[Data records for software interfaces]
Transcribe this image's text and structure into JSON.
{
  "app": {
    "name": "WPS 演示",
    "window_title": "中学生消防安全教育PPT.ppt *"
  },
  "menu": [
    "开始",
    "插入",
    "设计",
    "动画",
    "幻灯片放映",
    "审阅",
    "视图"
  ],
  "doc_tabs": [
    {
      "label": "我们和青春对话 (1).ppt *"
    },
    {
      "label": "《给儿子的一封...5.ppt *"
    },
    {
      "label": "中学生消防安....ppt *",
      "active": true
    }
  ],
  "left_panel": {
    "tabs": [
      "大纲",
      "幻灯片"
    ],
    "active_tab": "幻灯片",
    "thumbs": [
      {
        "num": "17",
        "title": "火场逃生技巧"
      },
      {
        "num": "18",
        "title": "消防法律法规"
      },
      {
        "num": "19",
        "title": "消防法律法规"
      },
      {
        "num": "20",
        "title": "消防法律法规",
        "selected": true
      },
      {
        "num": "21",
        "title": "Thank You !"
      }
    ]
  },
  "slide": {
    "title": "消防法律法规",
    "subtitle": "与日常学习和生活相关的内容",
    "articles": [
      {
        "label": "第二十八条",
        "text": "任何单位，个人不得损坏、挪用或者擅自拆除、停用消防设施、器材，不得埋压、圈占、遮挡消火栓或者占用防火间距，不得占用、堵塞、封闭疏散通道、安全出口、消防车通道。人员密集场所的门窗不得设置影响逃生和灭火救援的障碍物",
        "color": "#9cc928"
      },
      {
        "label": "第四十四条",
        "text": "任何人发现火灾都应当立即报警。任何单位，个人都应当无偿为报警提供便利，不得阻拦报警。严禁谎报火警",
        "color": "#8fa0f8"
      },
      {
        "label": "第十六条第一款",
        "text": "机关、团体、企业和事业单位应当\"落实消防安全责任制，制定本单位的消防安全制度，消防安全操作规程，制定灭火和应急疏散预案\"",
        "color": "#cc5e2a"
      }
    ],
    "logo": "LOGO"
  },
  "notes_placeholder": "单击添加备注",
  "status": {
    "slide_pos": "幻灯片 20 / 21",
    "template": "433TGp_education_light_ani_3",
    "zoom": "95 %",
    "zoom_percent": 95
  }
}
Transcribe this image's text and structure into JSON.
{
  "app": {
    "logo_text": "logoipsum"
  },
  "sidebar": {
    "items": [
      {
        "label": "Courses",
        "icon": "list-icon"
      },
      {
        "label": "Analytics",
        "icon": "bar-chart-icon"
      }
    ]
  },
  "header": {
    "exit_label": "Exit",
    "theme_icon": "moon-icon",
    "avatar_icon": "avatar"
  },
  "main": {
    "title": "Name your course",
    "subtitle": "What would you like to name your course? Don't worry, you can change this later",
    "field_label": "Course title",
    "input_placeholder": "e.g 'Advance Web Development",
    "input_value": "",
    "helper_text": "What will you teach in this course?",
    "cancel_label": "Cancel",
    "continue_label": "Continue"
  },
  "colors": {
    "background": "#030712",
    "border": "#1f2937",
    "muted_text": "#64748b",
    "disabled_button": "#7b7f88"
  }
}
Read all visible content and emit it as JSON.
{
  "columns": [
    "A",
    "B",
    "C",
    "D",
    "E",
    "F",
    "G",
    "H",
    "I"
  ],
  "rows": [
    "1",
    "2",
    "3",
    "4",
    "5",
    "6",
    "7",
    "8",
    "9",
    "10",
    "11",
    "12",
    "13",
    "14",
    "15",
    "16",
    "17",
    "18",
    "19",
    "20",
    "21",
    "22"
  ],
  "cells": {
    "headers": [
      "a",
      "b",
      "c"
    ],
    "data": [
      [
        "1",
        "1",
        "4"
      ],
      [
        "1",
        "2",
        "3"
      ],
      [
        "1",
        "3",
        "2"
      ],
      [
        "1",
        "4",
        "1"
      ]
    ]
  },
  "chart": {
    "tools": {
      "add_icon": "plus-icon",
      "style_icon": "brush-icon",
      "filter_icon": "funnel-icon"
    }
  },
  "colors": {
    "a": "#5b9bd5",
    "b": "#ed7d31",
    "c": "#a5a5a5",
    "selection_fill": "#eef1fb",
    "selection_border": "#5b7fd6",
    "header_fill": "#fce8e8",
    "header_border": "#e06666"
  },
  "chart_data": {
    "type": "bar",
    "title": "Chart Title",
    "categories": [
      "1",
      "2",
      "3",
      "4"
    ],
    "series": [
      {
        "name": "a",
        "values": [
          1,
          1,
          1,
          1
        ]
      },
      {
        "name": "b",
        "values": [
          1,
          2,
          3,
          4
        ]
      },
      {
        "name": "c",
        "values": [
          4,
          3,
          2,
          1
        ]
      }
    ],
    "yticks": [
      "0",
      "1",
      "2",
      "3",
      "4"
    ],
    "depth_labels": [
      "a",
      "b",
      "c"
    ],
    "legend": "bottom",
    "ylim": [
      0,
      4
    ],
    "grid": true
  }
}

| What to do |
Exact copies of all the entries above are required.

| Task solution |
Transcribe this image's text and structure into JSON.
{
  "app": {
    "name": "WPS 演示",
    "window_title": "中学生消防安全教育PPT.ppt *"
  },
  "menu": [
    "开始",
    "插入",
    "设计",
    "动画",
    "幻灯片放映",
    "审阅",
    "视图"
  ],
  "doc_tabs": [
    {
      "label": "我们和青春对话 (1).ppt *"
    },
    {
      "label": "《给儿子的一封...5.ppt *"
    },
    {
      "label": "中学生消防安....ppt *",
      "active": true
    }
  ],
  "left_panel": {
    "tabs": [
      "大纲",
      "幻灯片"
    ],
    "active_tab": "幻灯片",
    "thumbs": [
      {
        "num": "17",
        "title": "火场逃生技巧"
      },
      {
        "num": "18",
        "title": "消防法律法规"
      },
      {
        "num": "19",
        "title": "消防法律法规"
      },
      {
        "num": "20",
        "title": "消防法律法规",
        "selected": true
      },
      {
        "num": "21",
        "title": "Thank You !"
      }
    ]
  },
  "slide": {
    "title": "消防法律法规",
    "subtitle": "与日常学习和生活相关的内容",
    "articles": [
      {
        "label": "第二十八条",
        "text": "任何单位，个人不得损坏、挪用或者擅自拆除、停用消防设施、器材，不得埋压、圈占、遮挡消火栓或者占用防火间距，不得占用、堵塞、封闭疏散通道、安全出口、消防车通道。人员密集场所的门窗不得设置影响逃生和灭火救援的障碍物",
        "color": "#9cc928"
      },
      {
        "label": "第四十四条",
        "text": "任何人发现火灾都应当立即报警。任何单位，个人都应当无偿为报警提供便利，不得阻拦报警。严禁谎报火警",
        "color": "#8fa0f8"
      },
      {
        "label": "第十六条第一款",
        "text": "机关、团体、企业和事业单位应当\"落实消防安全责任制，制定本单位的消防安全制度，消防安全操作规程，制定灭火和应急疏散预案\"",
        "color": "#cc5e2a"
      }
    ],
    "logo": "LOGO"
  },
  "notes_placeholder": "单击添加备注",
  "status": {
    "slide_pos": "幻灯片 20 / 21",
    "template": "433TGp_education_light_ani_3",
    "zoom": "95 %",
    "zoom_percent": 95
  }
}
Transcribe this image's text and structure into JSON.
{
  "app": {
    "logo_text": "logoipsum"
  },
  "sidebar": {
    "items": [
      {
        "label": "Courses",
        "icon": "list-icon"
      },
      {
        "label": "Analytics",
        "icon": "bar-chart-icon"
      }
    ]
  },
  "header": {
    "exit_label": "Exit",
    "theme_icon": "moon-icon",
    "avatar_icon": "avatar"
  },
  "main": {
    "title": "Name your course",
    "subtitle": "What would you like to name your course? Don't worry, you can change this later",
    "field_label": "Course title",
    "input_placeholder": "e.g 'Advance Web Development",
    "input_value": "",
    "helper_text": "What will you teach in this course?",
    "cancel_label": "Cancel",
    "continue_label": "Continue"
  },
  "colors": {
    "background": "#030712",
    "border": "#1f2937",
    "muted_text": "#64748b",
    "disabled_button": "#7b7f88"
  }
}
Read all visible content and emit it as JSON.
{
  "columns": [
    "A",
    "B",
    "C",
    "D",
    "E",
    "F",
    "G",
    "H",
    "I"
  ],
  "rows": [
    "1",
    "2",
    "3",
    "4",
    "5",
    "6",
    "7",
    "8",
    "9",
    "10",
    "11",
    "12",
    "13",
    "14",
    "15",
    "16",
    "17",
    "18",
    "19",
    "20",
    "21",
    "22"
  ],
  "cells": {
    "headers": [
      "a",
      "b",
      "c"
    ],
    "data": [
      [
        "1",
        "1",
        "4"
      ],
      [
        "1",
        "2",
        "3"
      ],
      [
        "1",
        "3",
        "2"
      ],
      [
        "1",
        "4",
        "1"
      ]
    ]
  },
  "chart": {
    "tools": {
      "add_icon": "plus-icon",
      "style_icon": "brush-icon",
      "filter_icon": "funnel-icon"
    }
  },
  "colors": {
    "a": "#5b9bd5",
    "b": "#ed7d31",
    "c": "#a5a5a5",
    "selection_fill": "#eef1fb",
    "selection_border": "#5b7fd6",
    "header_fill": "#fce8e8",
    "header_border": "#e06666"
  },
  "chart_data": {
    "type": "bar",
    "title": "Chart Title",
    "categories": [
      "1",
      "2",
      "3",
      "4"
    ],
    "series": [
      {
        "name": "a",
        "values": [
          1,
          1,
          1,
          1
        ]
      },
      {
        "name": "b",
        "values": [
          1,
          2,
          3,
          4
        ]
      },
      {
        "name": "c",
        "values": [
          4,
          3,
          2,
          1
        ]
      }
    ],
    "yticks": [
      "0",
      "1",
      "2",
      "3",
      "4"
    ],
    "depth_labels": [
      "a",
      "b",
      "c"
    ],
    "legend": "bottom",
    "ylim": [
      0,
      4
    ],
    "grid": true
  }
}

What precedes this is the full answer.